The Federal Aid in Wildlife Restoration Act, commonly known as the Pittman-Robertson Act, was approved by Congress and signed by Franklin D. Roosevelt on September 2, 1937, and became effective July 1, 1938.

The Pittman–Robertson Act took over a pre-existing 11% excise tax on firearms and ammunition. The money used to go to the US Treasury, but now the money is kept separate and is given to the Secretary of the Interior to distribute to the States. The Secretary determines how much to give to each state based on a formula that takes into account both the area of the state and its number of licensed hunters.

The idea behind this act is that by creating more and better hunting experiences for people through habitat management and hunter education, more taxable items will be purchased, which would then provide more funding for management and improvement. The habitat improvement may also stimulate the eco-tourism sector of the economy by creating jobs in areas where people tend to visit for hunting or aesthetic reasons.

In the 1970s, amendments created a 10% tax on handguns and their ammunition and accessories as well as an 11% tax on archery equipment. It was also mandated that half of the money from each of those new taxes must be used to educate and train hunters through the creation and maintenance of hunter safety classes and shooting/target ranges.

States must fulfill certain requirements to use the money apportioned to them. None of the money from their hunting license sales may be used by anyone other than the State’s fish and game department. Plans for what to do with the money must be submitted to and approved by the Secretary of the Interior. Acceptable options include research, surveys, management of wildlife and/or habitat and acquisition or lease of land, among other things. Once a plan has been approved, the state must pay the full cost and is later reimbursed for up to 75% of that cost through P–R funds.

It is estimated that hunters spend around ten billion dollars a year on everything they need for their hunting trips. Another source estimated that hunters contribute about three and a half million dollars a day to conservation by purchasing taxable items and hunting licenses.
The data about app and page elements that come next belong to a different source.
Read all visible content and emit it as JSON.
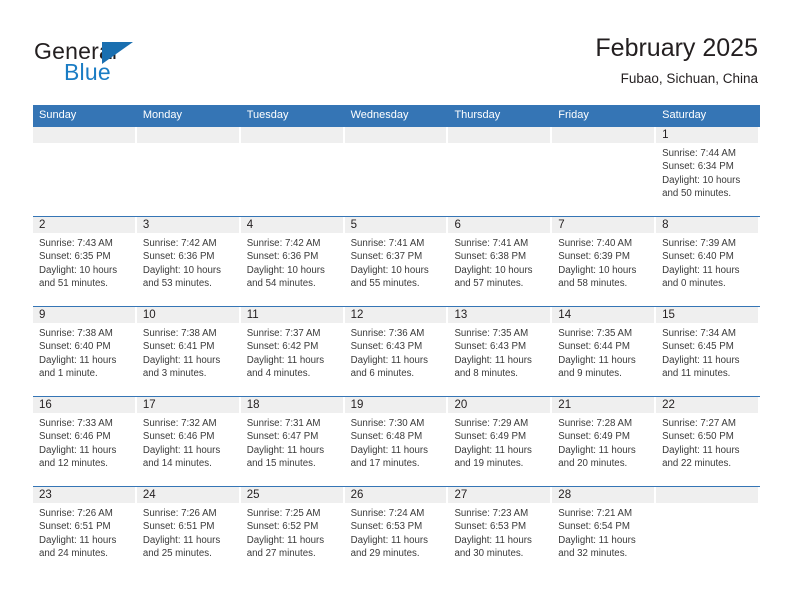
{
  "brand": {
    "word_one": "General",
    "word_two": "Blue",
    "triangle_color": "#1a6fb0",
    "general_color": "#231f20",
    "blue_color": "#1a7cc4"
  },
  "header": {
    "title": "February 2025",
    "subtitle": "Fubao, Sichuan, China"
  },
  "theme": {
    "header_blue": "#3575b5",
    "day_band_gray": "#efefef",
    "text_dark": "#231f20",
    "text_body": "#3a3a3a"
  },
  "calendar": {
    "weekdays": [
      "Sunday",
      "Monday",
      "Tuesday",
      "Wednesday",
      "Thursday",
      "Friday",
      "Saturday"
    ],
    "weeks": [
      [
        {
          "day": "",
          "lines": []
        },
        {
          "day": "",
          "lines": []
        },
        {
          "day": "",
          "lines": []
        },
        {
          "day": "",
          "lines": []
        },
        {
          "day": "",
          "lines": []
        },
        {
          "day": "",
          "lines": []
        },
        {
          "day": "1",
          "lines": [
            "Sunrise: 7:44 AM",
            "Sunset: 6:34 PM",
            "Daylight: 10 hours",
            "and 50 minutes."
          ]
        }
      ],
      [
        {
          "day": "2",
          "lines": [
            "Sunrise: 7:43 AM",
            "Sunset: 6:35 PM",
            "Daylight: 10 hours",
            "and 51 minutes."
          ]
        },
        {
          "day": "3",
          "lines": [
            "Sunrise: 7:42 AM",
            "Sunset: 6:36 PM",
            "Daylight: 10 hours",
            "and 53 minutes."
          ]
        },
        {
          "day": "4",
          "lines": [
            "Sunrise: 7:42 AM",
            "Sunset: 6:36 PM",
            "Daylight: 10 hours",
            "and 54 minutes."
          ]
        },
        {
          "day": "5",
          "lines": [
            "Sunrise: 7:41 AM",
            "Sunset: 6:37 PM",
            "Daylight: 10 hours",
            "and 55 minutes."
          ]
        },
        {
          "day": "6",
          "lines": [
            "Sunrise: 7:41 AM",
            "Sunset: 6:38 PM",
            "Daylight: 10 hours",
            "and 57 minutes."
          ]
        },
        {
          "day": "7",
          "lines": [
            "Sunrise: 7:40 AM",
            "Sunset: 6:39 PM",
            "Daylight: 10 hours",
            "and 58 minutes."
          ]
        },
        {
          "day": "8",
          "lines": [
            "Sunrise: 7:39 AM",
            "Sunset: 6:40 PM",
            "Daylight: 11 hours",
            "and 0 minutes."
          ]
        }
      ],
      [
        {
          "day": "9",
          "lines": [
            "Sunrise: 7:38 AM",
            "Sunset: 6:40 PM",
            "Daylight: 11 hours",
            "and 1 minute."
          ]
        },
        {
          "day": "10",
          "lines": [
            "Sunrise: 7:38 AM",
            "Sunset: 6:41 PM",
            "Daylight: 11 hours",
            "and 3 minutes."
          ]
        },
        {
          "day": "11",
          "lines": [
            "Sunrise: 7:37 AM",
            "Sunset: 6:42 PM",
            "Daylight: 11 hours",
            "and 4 minutes."
          ]
        },
        {
          "day": "12",
          "lines": [
            "Sunrise: 7:36 AM",
            "Sunset: 6:43 PM",
            "Daylight: 11 hours",
            "and 6 minutes."
          ]
        },
        {
          "day": "13",
          "lines": [
            "Sunrise: 7:35 AM",
            "Sunset: 6:43 PM",
            "Daylight: 11 hours",
            "and 8 minutes."
          ]
        },
        {
          "day": "14",
          "lines": [
            "Sunrise: 7:35 AM",
            "Sunset: 6:44 PM",
            "Daylight: 11 hours",
            "and 9 minutes."
          ]
        },
        {
          "day": "15",
          "lines": [
            "Sunrise: 7:34 AM",
            "Sunset: 6:45 PM",
            "Daylight: 11 hours",
            "and 11 minutes."
          ]
        }
      ],
      [
        {
          "day": "16",
          "lines": [
            "Sunrise: 7:33 AM",
            "Sunset: 6:46 PM",
            "Daylight: 11 hours",
            "and 12 minutes."
          ]
        },
        {
          "day": "17",
          "lines": [
            "Sunrise: 7:32 AM",
            "Sunset: 6:46 PM",
            "Daylight: 11 hours",
            "and 14 minutes."
          ]
        },
        {
          "day": "18",
          "lines": [
            "Sunrise: 7:31 AM",
            "Sunset: 6:47 PM",
            "Daylight: 11 hours",
            "and 15 minutes."
          ]
        },
        {
          "day": "19",
          "lines": [
            "Sunrise: 7:30 AM",
            "Sunset: 6:48 PM",
            "Daylight: 11 hours",
            "and 17 minutes."
          ]
        },
        {
          "day": "20",
          "lines": [
            "Sunrise: 7:29 AM",
            "Sunset: 6:49 PM",
            "Daylight: 11 hours",
            "and 19 minutes."
          ]
        },
        {
          "day": "21",
          "lines": [
            "Sunrise: 7:28 AM",
            "Sunset: 6:49 PM",
            "Daylight: 11 hours",
            "and 20 minutes."
          ]
        },
        {
          "day": "22",
          "lines": [
            "Sunrise: 7:27 AM",
            "Sunset: 6:50 PM",
            "Daylight: 11 hours",
            "and 22 minutes."
          ]
        }
      ],
      [
        {
          "day": "23",
          "lines": [
            "Sunrise: 7:26 AM",
            "Sunset: 6:51 PM",
            "Daylight: 11 hours",
            "and 24 minutes."
          ]
        },
        {
          "day": "24",
          "lines": [
            "Sunrise: 7:26 AM",
            "Sunset: 6:51 PM",
            "Daylight: 11 hours",
            "and 25 minutes."
          ]
        },
        {
          "day": "25",
          "lines": [
            "Sunrise: 7:25 AM",
            "Sunset: 6:52 PM",
            "Daylight: 11 hours",
            "and 27 minutes."
          ]
        },
        {
          "day": "26",
          "lines": [
            "Sunrise: 7:24 AM",
            "Sunset: 6:53 PM",
            "Daylight: 11 hours",
            "and 29 minutes."
          ]
        },
        {
          "day": "27",
          "lines": [
            "Sunrise: 7:23 AM",
            "Sunset: 6:53 PM",
            "Daylight: 11 hours",
            "and 30 minutes."
          ]
        },
        {
          "day": "28",
          "lines": [
            "Sunrise: 7:21 AM",
            "Sunset: 6:54 PM",
            "Daylight: 11 hours",
            "and 32 minutes."
          ]
        },
        {
          "day": "",
          "lines": []
        }
      ]
    ]
  }
}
Congress had already turned down funding for the wolf project so it appears that USFWS took it upon themselves to dip deeply into Pittman-Robertson funds to finance this project… without filing the proper forms, without waiting for approval, without any authorization whatsoever…

The Players:

Secretary of the Interior; Bruce Babbitt
The U.S. Fish and Wildlife: Chief; Jamie Rappaport Clark.
The Wolf Project Leader; Ed Bangs
Fifteen prominent wolf biologists and scientists
and more….

…to be continued…